In 1953, I was 17 years old and I worked in a dairy in Tenterden, Kent, where I lived with my mother and twin sister, Carol. I loved my job, but in the early months of that year I began to feel ill. I could not walk straight, I was finding it hard to chew anything and would often find myself choking and worse of all, I began to feel and look like a 'rag doll'. My mother took me to the doctors and I was admitted straight away into Ashford Hospital where my health continued to decline and in June 1953, the decision was made to transfer me to the Middlesex Hospital in London. I was quite ill by this time and don't remember much about the journey, but I do remember that out of the window of the ambulance I could just see all the decorations through London of the coronation that had taken place earlier that month.

I arrived at the hospital very tired and weak and in the following few days I underwent many tests. Finally, a diagnosis of myasthenia gravis was made and I was scheduled for surgery straight away. On the 1st July 1953 I underwent surgery for the removal of my thymus gland. After the operation I began to feel a lot better and my health picked up rapidly. I could swallow again and my speech was somewhat better, even if it was very slow. I t was, however, hard to walk again without falling down.

Following my time in the hospital, I was sent to a convalescent home in Margate for a month where I learnt to take all the medication and also some amount of fear for the future. I continued to feel a lot better in the coming weeks and even managed to get a job working with Carol in the local cinema as an usherette. I enjoyed the job but I did get very tired at times and my speech was often slow.

On one of my days off from work, I went into Hythe to see a friend and visited a little cafe there in order to take my tablets and these two fellows walked in. We got talking and I found out that they were both in the Gloucester Regiment int the Army. One of the soldiers was Malcolm (later to become my husband) and over the next few months he travelled down to Tenterden from Ashford, where he was based, as often as he could.

During 1954, we arranged our wedding together with Carol and her partner Reg, a farm worker, and we finally had a double wedding on Thursday 18th September 1954.

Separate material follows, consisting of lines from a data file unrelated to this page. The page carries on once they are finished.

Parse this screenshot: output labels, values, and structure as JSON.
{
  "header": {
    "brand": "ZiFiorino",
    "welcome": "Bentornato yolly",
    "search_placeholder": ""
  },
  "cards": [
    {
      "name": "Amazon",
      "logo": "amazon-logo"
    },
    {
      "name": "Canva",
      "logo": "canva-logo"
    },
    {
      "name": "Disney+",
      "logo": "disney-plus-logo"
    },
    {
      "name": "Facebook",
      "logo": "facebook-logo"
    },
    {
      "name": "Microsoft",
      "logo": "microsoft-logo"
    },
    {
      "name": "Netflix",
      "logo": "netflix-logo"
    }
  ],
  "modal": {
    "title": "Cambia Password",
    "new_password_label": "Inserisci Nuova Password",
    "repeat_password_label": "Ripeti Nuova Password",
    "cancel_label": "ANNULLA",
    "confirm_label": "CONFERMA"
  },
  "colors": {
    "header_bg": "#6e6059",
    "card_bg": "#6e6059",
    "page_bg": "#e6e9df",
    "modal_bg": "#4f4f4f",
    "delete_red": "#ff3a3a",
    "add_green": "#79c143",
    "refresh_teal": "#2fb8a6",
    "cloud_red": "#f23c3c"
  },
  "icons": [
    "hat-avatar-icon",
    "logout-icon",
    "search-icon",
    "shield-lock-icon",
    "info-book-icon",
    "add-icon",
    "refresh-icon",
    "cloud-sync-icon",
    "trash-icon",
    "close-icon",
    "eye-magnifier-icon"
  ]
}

In the first years of married life, I had many bad days, often collapsing on the floor, unable to do very much at all. Malcolm was wonderful looking after me when I was poorly and could not speak. He actually became quite an expert in telling the doctors about my condition because in the early days not a lot was known about myasthenia gravis. We were blessed with four children in all, three daughter and a son and we now have 10 grandchildren and 10 great grandchildren. Unfortunately, I lost Malcolm in July 2017 and I miss him very much. Even though I now have a few other ailments, including the early onset of Alzheimer's, I still continue to take my medication for my myasthenia, even though it is not as much as I used to, and I am still going strong at the age of 83.